▶ [PROBLEM DESCRIPTION]:
Your answer should be a single number: how many lines in the data below hold the string "Rocky".
--
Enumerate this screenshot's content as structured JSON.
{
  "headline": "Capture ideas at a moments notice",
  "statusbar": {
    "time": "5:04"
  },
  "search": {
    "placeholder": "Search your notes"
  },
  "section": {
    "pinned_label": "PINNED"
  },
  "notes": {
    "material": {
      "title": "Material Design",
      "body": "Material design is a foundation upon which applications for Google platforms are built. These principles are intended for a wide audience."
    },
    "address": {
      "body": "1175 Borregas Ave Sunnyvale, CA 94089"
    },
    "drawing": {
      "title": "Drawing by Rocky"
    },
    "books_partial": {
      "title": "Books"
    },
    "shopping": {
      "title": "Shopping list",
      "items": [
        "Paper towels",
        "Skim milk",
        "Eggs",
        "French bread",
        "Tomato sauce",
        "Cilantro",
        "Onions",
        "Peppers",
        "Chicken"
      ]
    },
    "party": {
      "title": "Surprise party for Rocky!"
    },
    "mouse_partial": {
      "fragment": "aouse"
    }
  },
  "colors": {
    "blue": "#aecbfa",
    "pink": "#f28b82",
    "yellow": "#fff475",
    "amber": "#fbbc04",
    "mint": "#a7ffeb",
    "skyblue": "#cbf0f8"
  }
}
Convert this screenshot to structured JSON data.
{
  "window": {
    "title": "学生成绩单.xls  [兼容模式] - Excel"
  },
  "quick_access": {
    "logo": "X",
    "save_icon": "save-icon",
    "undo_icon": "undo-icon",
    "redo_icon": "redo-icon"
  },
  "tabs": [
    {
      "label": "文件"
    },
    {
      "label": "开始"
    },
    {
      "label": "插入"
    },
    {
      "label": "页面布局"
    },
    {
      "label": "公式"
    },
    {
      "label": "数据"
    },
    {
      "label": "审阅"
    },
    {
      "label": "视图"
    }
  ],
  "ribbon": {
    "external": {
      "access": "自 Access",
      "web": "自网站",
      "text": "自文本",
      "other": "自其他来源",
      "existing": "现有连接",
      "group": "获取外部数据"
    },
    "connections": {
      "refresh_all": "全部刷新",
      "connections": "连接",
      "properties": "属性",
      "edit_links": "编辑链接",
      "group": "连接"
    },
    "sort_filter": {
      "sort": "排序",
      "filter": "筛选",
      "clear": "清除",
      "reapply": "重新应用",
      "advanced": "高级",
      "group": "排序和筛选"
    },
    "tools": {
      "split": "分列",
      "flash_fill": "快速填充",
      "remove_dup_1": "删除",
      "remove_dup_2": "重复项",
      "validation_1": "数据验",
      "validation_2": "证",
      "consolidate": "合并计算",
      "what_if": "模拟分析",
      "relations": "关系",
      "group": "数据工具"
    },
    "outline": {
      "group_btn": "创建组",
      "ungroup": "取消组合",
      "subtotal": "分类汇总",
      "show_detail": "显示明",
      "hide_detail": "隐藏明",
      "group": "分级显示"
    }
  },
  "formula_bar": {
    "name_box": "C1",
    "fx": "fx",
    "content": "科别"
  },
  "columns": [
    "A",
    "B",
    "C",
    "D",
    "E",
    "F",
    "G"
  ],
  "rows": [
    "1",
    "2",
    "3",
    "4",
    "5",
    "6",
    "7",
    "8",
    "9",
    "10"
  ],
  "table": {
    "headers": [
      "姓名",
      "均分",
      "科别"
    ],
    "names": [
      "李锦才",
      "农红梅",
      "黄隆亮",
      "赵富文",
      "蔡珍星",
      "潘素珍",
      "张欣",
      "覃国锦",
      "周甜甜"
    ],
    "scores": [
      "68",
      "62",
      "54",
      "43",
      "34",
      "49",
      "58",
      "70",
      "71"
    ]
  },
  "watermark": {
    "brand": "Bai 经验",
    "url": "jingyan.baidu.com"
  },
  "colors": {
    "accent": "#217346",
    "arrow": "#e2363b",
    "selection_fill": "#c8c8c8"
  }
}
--
▶ [SOLVED PROBLEM]:
2